The newly designed Westinghouse AP1000 reactor chosen for this project is another cause for concern. Critics contend that this unproven design cannot withstand the hurricane potentials of Florida. And while it may burn its fuel more efficiently, in the event of an accident more radioactive contamination would be released than with other reactor designs currently in use.
Even if there is no accident, terrorist sabotage (or theft of radioactive products), devastating hurricane, or earthquake, every nuclear power plant emits radioactive pollution to the air and water. The U.S. government and the nuclear industry downplay the danger of such routine emissions, but doctors and scientists have thoroughly documented the cumulative effects of even low-level exposure to radiation. This is why we are given lead aprons during x-rays and radiologists wear dosimeters to monitor their cumulative exposure to radiation.
Fortunately the nearest nuclear power plant at Crystal River (also owned by PEF) has given this part of Florida an 18-month (and counting) respite from the radioactive pollution emitted during normal operation. While the plant was shut down for repairs, workers accidentally discovered a 25-foot by 2-inch crack in the wall of its containment vessel. With enough radioactive material to fuel at least several Hiroshima-type bombs contained in every nuclear reactor, our odds for healthy survival increase with each nuclear plant closure or delay.
The Crystal River Nuclear Plant was scheduled to go back online this month. PEF reported to the NRC they believe the 25-foot crack was caused when they cut a hole in the containment building in order to replace old steam generators. But on just last month, PEF reported to the NRC that its monitoring equipment had detected another crack that was not there previously. They believe the second crack may have been caused as they adjusted the tension of the steel web of cables encased in the concrete walls following the repair of the first crack. The plant, commissioned in 1977, was originally licensed to operate for forty years. PEF has applied for a 20-year extension even though concrete is cracking unpredictably. So far, the extension of the license is being approved by the NRC along with multiple other antiquated, problem-ridden, violation-rich, polluting nuclear power plants.
In spite of the many failures of the Crystal River Nuclear Plant and Progress Energy, the company still intends to build its experimental nuclear reactors in Levy County.
Without further citizen intervention and education of regulators, the PEF Levy Nuclear Plant may move forward by the end of next year.

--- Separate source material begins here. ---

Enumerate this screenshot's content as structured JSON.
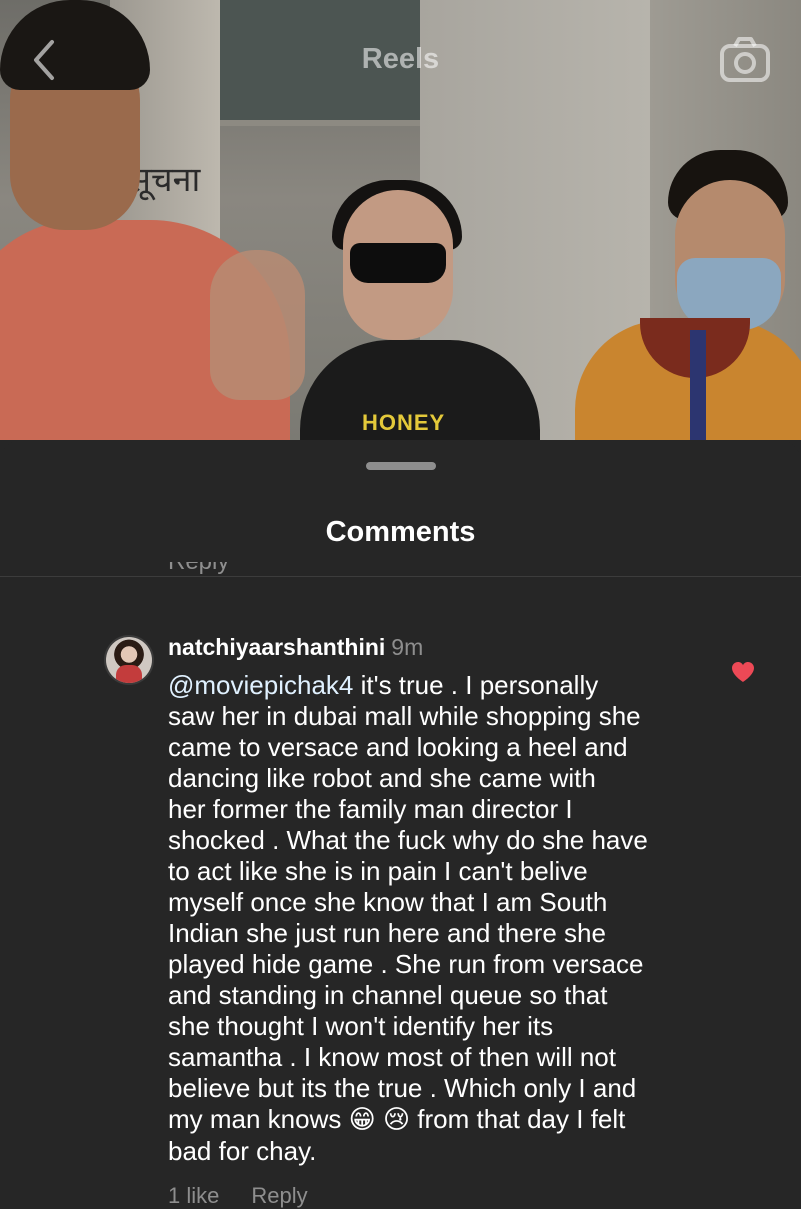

The original petition filed by the grassroots organizations can be found at www.nirs.org/nukerelapse/levy/levyhome.html.
You can also find more information at www.nirs.org.